As Christians we often talk about the Imago Dei—the Image of God. I think all Christians would like to be healthy and effective witnesses, so here is my recommendation for how we can do better at loving the world in social media, and how we can be more discerning.
In this symposium style review, Matt Drissell (Associate Professor of Art), Leah Zuidema (Vice President for Online & Graduate Education), and Dave Mulder (Associate Professor of Education) each bring perspectives from their area of expertise to discuss Jenny Odell's book.
Singer and Brooking bring these things to bear in their book, a clarion call for governments, corporations, and individuals alike to take stock of the impact of social media in our contemporary age. Even if warfare and public policy aren’t your thing, Singer and Brooking’s message should not be ignored.
Few things will give you a better glimpse at total depravity in action than browsing the comments section of an online publication.

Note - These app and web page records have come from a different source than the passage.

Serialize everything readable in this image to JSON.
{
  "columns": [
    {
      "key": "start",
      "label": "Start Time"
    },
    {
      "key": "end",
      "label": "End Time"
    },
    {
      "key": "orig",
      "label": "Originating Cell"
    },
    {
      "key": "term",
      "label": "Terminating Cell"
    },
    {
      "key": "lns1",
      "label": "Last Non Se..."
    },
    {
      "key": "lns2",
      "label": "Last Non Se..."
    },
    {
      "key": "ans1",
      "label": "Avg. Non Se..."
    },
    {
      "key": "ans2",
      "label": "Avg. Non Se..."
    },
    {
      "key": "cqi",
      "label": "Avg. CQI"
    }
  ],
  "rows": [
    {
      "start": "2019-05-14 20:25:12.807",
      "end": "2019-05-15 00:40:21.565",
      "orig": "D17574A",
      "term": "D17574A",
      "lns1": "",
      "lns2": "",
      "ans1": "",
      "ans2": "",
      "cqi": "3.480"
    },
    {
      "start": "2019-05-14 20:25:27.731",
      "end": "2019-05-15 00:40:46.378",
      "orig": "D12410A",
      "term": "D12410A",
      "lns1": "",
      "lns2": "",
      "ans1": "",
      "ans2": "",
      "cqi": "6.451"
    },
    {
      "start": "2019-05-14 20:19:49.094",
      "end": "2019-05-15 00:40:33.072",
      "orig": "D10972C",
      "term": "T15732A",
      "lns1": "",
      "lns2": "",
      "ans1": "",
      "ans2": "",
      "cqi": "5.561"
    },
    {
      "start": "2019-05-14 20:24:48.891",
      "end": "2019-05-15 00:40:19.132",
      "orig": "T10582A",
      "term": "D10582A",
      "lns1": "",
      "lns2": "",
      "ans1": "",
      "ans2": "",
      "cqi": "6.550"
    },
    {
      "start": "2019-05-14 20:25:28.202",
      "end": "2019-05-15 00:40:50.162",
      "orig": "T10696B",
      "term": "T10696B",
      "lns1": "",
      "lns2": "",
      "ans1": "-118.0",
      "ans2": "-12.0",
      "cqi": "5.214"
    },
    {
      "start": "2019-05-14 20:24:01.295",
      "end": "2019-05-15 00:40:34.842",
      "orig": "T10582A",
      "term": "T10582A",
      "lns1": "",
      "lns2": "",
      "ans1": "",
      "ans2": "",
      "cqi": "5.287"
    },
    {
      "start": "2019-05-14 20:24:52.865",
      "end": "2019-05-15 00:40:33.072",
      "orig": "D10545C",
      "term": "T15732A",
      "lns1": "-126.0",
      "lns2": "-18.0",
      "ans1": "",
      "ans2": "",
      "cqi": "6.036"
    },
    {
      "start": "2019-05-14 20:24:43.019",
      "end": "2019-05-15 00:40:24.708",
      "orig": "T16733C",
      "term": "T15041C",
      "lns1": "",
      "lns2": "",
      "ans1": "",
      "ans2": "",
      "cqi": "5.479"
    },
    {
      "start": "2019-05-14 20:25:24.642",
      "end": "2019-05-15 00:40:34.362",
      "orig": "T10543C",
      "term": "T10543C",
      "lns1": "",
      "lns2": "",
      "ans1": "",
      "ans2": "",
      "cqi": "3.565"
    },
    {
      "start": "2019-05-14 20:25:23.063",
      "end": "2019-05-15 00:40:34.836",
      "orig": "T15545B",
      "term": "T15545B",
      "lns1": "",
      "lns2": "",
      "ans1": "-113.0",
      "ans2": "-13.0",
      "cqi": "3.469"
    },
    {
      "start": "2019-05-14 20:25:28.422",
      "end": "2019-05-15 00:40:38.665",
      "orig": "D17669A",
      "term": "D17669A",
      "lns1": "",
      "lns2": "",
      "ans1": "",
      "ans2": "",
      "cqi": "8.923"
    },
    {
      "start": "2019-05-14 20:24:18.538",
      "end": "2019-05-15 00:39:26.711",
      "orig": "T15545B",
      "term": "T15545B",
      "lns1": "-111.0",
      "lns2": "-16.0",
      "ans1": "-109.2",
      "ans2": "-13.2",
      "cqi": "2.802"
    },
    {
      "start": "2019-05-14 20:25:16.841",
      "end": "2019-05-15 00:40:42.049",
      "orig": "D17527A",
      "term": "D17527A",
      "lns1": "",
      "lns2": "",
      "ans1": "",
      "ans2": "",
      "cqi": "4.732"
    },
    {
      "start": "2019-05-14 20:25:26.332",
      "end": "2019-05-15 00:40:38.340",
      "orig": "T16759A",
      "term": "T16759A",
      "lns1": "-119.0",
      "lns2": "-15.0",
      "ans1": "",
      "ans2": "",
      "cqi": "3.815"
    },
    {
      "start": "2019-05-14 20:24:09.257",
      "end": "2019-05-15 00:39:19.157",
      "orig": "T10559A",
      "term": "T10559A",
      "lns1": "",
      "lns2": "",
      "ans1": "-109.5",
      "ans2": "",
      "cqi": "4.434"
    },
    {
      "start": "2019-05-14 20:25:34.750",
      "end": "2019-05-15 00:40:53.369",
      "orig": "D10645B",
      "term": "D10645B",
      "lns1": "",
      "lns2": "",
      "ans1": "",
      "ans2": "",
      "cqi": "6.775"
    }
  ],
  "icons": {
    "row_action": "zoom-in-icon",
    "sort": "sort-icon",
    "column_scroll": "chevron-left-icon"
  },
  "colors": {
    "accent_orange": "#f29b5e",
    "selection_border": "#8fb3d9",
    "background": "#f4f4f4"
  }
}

How do we disrupt the cycle of unproductive, unloving public dialogue and resist the impulse to hide behind relative anonymity?
Cell phones and social media have changed the landscape of communication and society.
Slacktivism requires minimal effort and can often even assuage our guilt about being overly consumeristic—by being consumers—but for a good cause.